(Stored entries)

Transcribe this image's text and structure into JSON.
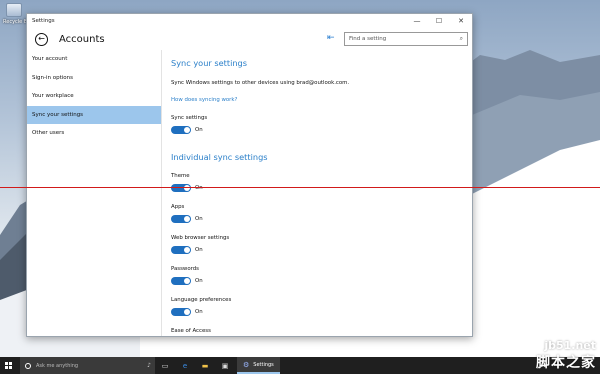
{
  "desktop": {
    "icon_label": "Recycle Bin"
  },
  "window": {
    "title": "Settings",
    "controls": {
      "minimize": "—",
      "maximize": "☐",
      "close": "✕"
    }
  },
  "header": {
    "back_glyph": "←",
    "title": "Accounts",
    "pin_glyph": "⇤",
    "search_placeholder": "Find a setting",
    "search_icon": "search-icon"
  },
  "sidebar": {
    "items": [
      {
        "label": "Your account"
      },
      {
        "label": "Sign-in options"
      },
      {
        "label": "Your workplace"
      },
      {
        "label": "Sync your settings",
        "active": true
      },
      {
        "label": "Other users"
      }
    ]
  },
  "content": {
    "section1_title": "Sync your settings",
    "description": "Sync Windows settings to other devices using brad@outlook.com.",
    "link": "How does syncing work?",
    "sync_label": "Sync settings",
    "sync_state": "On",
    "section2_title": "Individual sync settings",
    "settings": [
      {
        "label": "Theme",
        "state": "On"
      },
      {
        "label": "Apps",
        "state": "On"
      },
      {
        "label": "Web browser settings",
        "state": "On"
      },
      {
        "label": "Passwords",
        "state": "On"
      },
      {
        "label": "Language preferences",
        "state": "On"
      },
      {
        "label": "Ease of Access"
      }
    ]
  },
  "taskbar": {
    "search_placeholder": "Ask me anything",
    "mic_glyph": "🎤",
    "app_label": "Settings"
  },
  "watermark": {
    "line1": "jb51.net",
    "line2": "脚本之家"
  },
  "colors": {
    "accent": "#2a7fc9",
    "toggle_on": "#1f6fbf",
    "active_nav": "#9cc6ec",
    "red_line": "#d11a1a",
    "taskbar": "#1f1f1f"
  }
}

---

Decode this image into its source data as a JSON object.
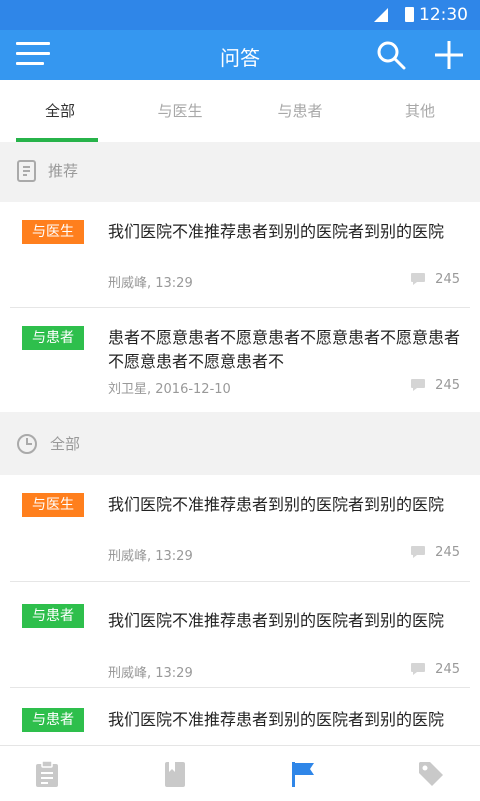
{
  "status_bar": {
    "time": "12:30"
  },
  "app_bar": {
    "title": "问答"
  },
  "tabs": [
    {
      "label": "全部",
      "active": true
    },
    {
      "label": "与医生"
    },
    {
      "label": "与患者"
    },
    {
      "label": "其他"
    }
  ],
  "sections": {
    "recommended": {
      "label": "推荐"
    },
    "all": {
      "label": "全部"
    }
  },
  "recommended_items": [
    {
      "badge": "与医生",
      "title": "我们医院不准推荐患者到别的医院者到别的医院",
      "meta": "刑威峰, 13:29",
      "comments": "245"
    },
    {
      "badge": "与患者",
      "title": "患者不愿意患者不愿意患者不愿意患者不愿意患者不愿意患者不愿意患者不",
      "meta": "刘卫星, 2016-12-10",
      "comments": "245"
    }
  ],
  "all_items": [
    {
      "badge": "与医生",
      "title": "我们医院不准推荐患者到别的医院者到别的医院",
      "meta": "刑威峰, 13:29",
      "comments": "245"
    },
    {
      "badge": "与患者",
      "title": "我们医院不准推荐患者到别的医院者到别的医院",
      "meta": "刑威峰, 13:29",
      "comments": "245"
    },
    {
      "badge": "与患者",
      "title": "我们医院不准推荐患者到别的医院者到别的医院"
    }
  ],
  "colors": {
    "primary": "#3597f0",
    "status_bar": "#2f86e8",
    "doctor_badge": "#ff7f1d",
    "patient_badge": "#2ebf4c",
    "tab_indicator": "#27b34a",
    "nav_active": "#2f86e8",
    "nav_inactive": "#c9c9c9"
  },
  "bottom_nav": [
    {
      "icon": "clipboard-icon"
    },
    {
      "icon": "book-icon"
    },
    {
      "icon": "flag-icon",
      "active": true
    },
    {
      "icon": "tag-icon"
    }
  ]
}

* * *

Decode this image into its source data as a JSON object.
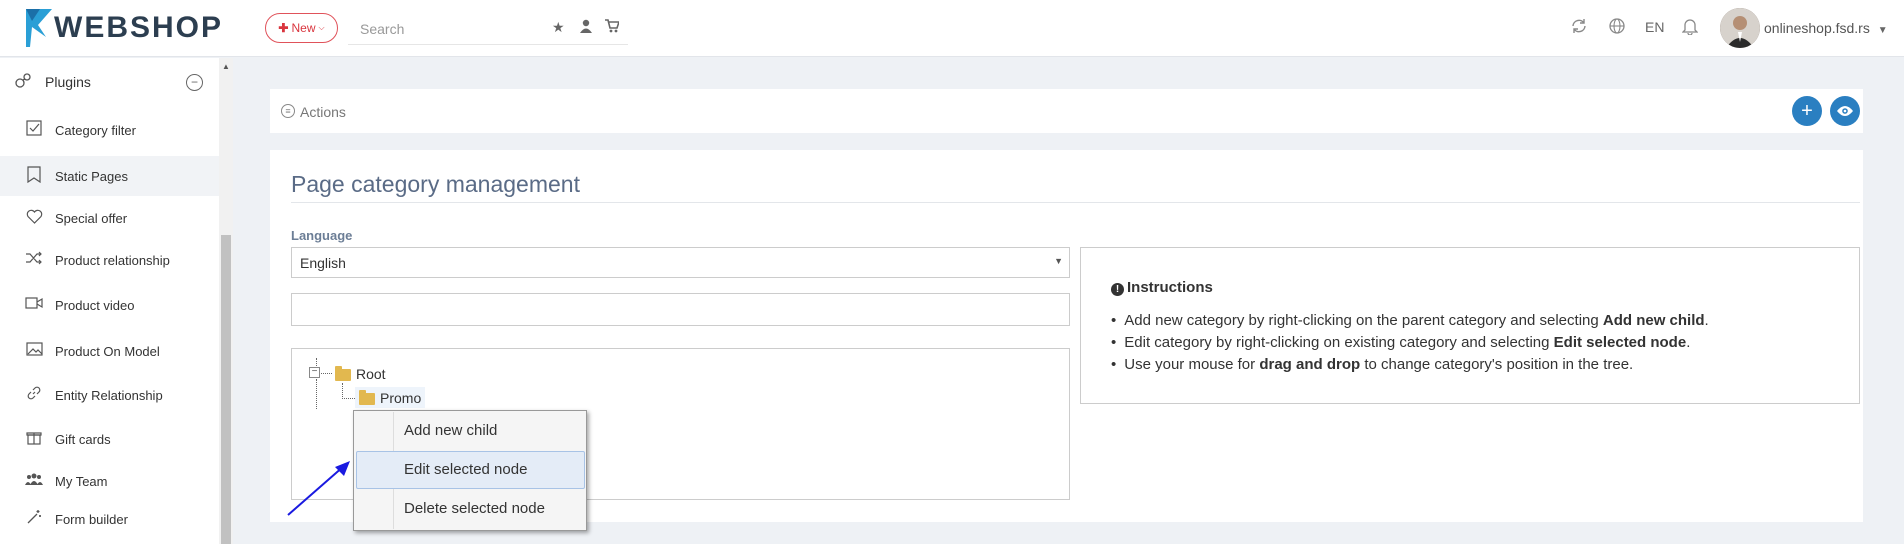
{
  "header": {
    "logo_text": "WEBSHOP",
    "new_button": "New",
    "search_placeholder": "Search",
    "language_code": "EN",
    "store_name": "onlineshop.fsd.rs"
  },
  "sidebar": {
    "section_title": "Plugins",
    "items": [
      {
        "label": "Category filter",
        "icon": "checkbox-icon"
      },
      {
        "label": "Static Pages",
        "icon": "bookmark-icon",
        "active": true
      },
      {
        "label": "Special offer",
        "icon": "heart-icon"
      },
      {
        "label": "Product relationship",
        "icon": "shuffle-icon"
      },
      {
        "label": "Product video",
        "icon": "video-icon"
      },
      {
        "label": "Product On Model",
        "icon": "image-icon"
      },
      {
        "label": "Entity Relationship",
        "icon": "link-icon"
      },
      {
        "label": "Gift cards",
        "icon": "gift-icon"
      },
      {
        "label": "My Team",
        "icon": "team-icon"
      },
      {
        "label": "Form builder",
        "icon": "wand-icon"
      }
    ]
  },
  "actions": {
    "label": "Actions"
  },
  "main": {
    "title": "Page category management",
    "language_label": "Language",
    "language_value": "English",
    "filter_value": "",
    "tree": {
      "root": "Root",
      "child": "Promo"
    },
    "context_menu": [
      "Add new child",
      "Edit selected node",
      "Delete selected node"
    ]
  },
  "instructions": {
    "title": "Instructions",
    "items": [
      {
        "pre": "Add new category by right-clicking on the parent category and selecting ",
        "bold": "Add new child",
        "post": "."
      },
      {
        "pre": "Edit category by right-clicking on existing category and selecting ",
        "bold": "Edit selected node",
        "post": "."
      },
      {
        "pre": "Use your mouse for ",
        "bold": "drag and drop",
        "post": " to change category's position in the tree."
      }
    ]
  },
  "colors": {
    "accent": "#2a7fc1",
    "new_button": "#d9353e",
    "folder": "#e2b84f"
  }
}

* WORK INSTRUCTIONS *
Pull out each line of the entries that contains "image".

* FINISHED TASK *
Transcribe this image's text and structure into JSON.
Decode this image into its source data as a JSON object.
Decode this image into its source data as a JSON object.
        "icon": "image-icon"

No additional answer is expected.